Task item: Wherever "this" shows up in the records below, copy the whole line.

The data:
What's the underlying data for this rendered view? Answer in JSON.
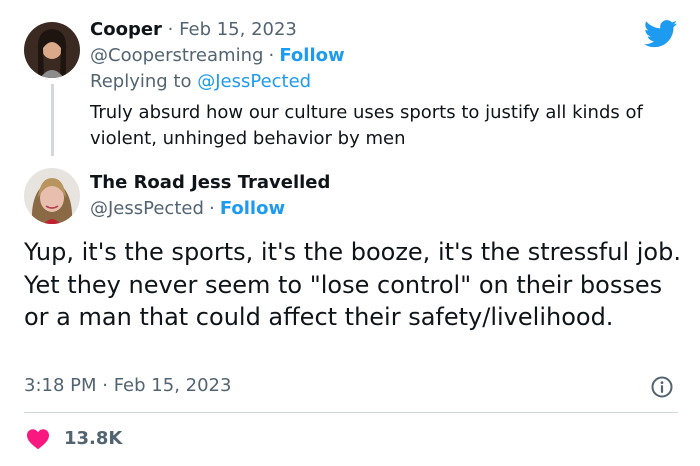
{
  "parent_tweet": {
    "author_name": "Cooper",
    "separator": "·",
    "date": "Feb 15, 2023",
    "handle": "@Cooperstreaming",
    "follow_label": "Follow",
    "replying_prefix": "Replying to",
    "replying_to": "@JessPected",
    "text": "Truly absurd how our culture uses sports to justify all kinds of violent, unhinged behavior by men"
  },
  "main_tweet": {
    "author_name": "The Road Jess Travelled",
    "handle": "@JessPected",
    "separator": "·",
    "follow_label": "Follow",
    "text": "Yup, it's the sports, it's the booze, it's the stressful job. Yet they never seem to \"lose control\" on their bosses or a man that could affect their safety/livelihood.",
    "time": "3:18 PM · Feb 15, 2023",
    "likes": "13.8K"
  },
  "icons": {
    "brand": "twitter-bird-icon",
    "info": "info-icon",
    "like": "heart-icon"
  },
  "colors": {
    "accent": "#1d9bf0",
    "like": "#f91880",
    "text": "#0f1419",
    "muted": "#536471"
  }
}
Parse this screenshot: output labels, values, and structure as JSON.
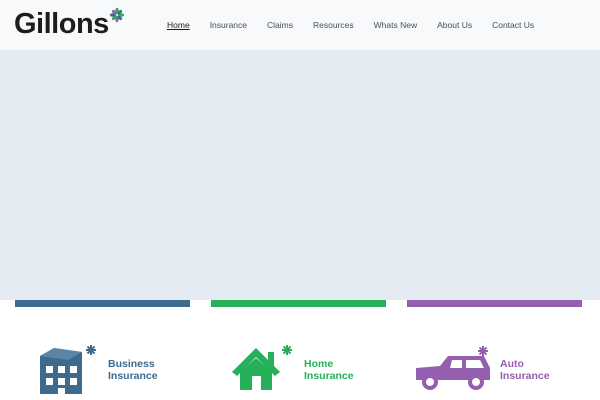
{
  "brand": {
    "name": "Gillons",
    "colors": {
      "text": "#1d1d1f",
      "business": "#3e6a8e",
      "home": "#27b05a",
      "auto": "#935fae",
      "hero": "#e4ebf2",
      "header": "#f7f9fb"
    }
  },
  "nav": {
    "items": [
      {
        "label": "Home",
        "active": true
      },
      {
        "label": "Insurance"
      },
      {
        "label": "Claims"
      },
      {
        "label": "Resources"
      },
      {
        "label": "Whats New"
      },
      {
        "label": "About Us"
      },
      {
        "label": "Contact Us"
      }
    ]
  },
  "cards": [
    {
      "line1": "Business",
      "line2": "Insurance",
      "icon": "building-icon"
    },
    {
      "line1": "Home",
      "line2": "Insurance",
      "icon": "house-icon"
    },
    {
      "line1": "Auto",
      "line2": "Insurance",
      "icon": "car-icon"
    }
  ]
}
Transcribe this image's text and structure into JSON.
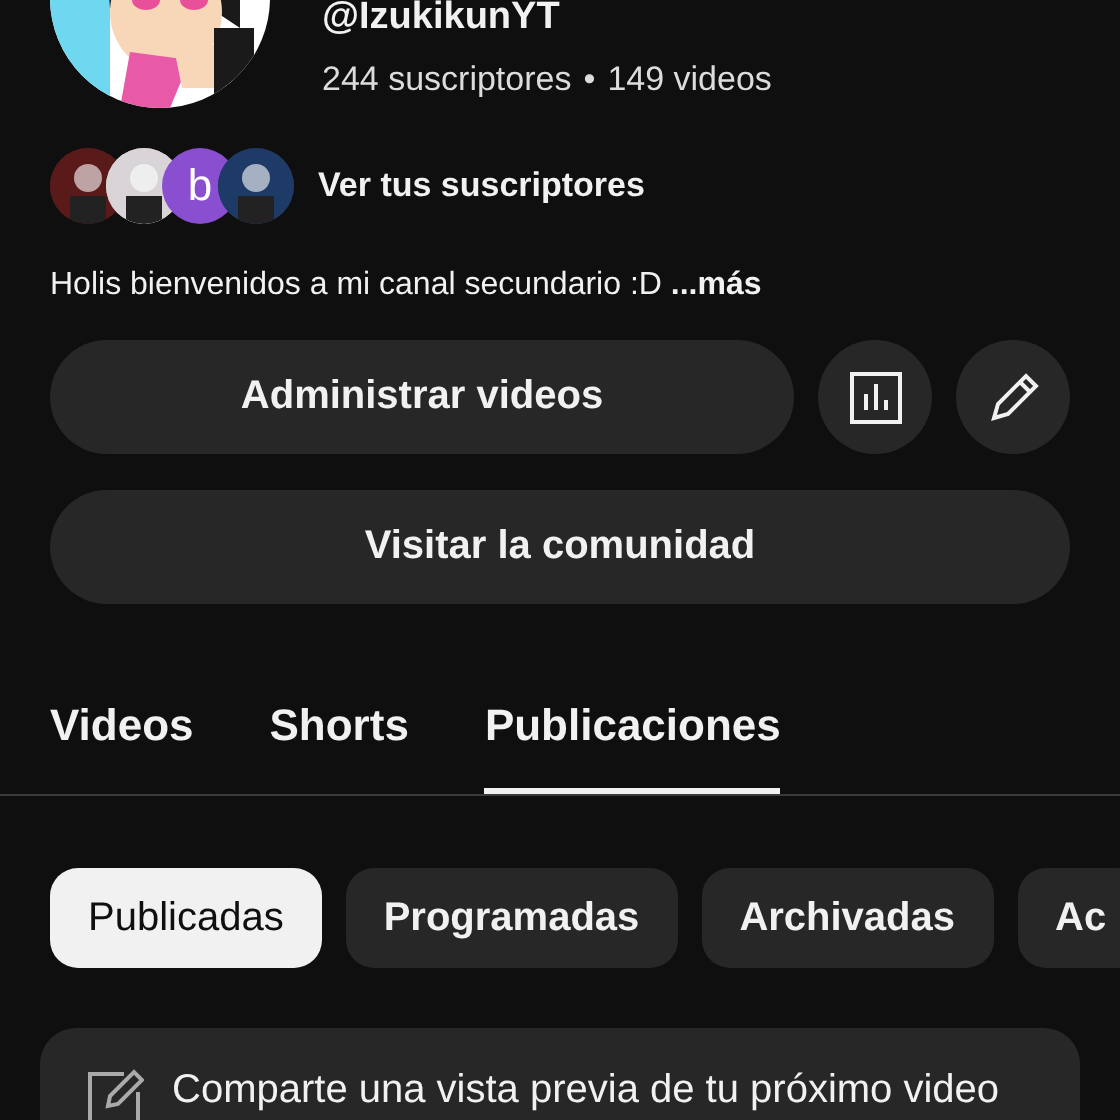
{
  "channel": {
    "handle": "@IzukikunYT",
    "stats": [
      "244 suscriptores",
      "149 videos"
    ],
    "separator": "•",
    "avatar": {
      "kind": "picture"
    }
  },
  "subscribers": {
    "avatars": [
      {
        "kind": "picture",
        "color": "#5a1a1a"
      },
      {
        "kind": "picture",
        "color": "#d8d4d8"
      },
      {
        "kind": "letter",
        "letter": "b",
        "color": "#8a4fd0"
      },
      {
        "kind": "picture",
        "color": "#1e3a66"
      }
    ],
    "link": "Ver tus suscriptores"
  },
  "description": {
    "text": "Holis bienvenidos a mi canal secundario :D",
    "more": "...más"
  },
  "buttons": {
    "manage": "Administrar videos",
    "community": "Visitar la comunidad"
  },
  "tabs": [
    {
      "label": "Videos",
      "selected": false
    },
    {
      "label": "Shorts",
      "selected": false
    },
    {
      "label": "Publicaciones",
      "selected": true
    }
  ],
  "chips": [
    {
      "label": "Publicadas",
      "selected": true
    },
    {
      "label": "Programadas",
      "selected": false
    },
    {
      "label": "Archivadas",
      "selected": false
    },
    {
      "label": "Ac",
      "selected": false
    }
  ],
  "composer": {
    "prompt": "Comparte una vista previa de tu próximo video"
  }
}
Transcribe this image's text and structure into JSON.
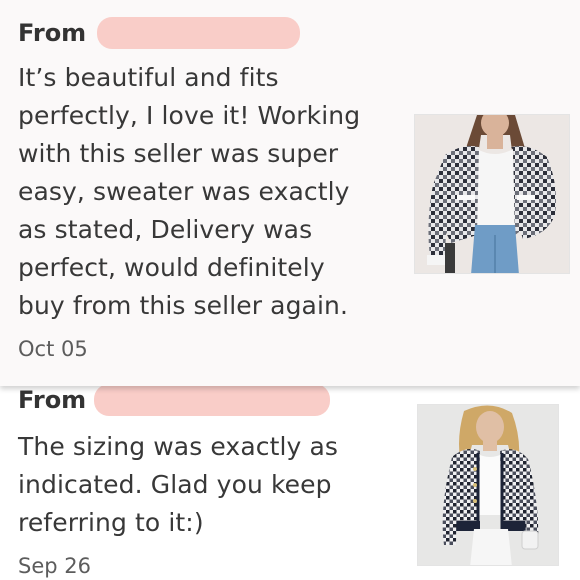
{
  "reviews": [
    {
      "from_label": "From",
      "lines": [
        "It’s beautiful and fits",
        "perfectly, I love it! Working",
        "with this seller was super",
        "easy, sweater was exactly",
        "as stated, Delivery was",
        "perfect, would definitely",
        "buy from this seller again."
      ],
      "date": "Oct 05"
    },
    {
      "from_label": "From",
      "lines": [
        "The sizing was exactly as",
        "indicated. Glad you keep",
        "referring to it:)"
      ],
      "date": "Sep 26"
    }
  ],
  "colors": {
    "redaction": "#f9cdc8",
    "card_background": "#fbf9f9",
    "text": "#383838"
  }
}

Answer:
What's the underlying data for this rendered view? Answer in JSON.
Parse this screenshot: output labels, values, and structure as JSON.
Transcribe this image's text and structure into JSON.
Transcribe this image's text and structure into JSON.
        "with this seller was super",
        "buy from this seller again."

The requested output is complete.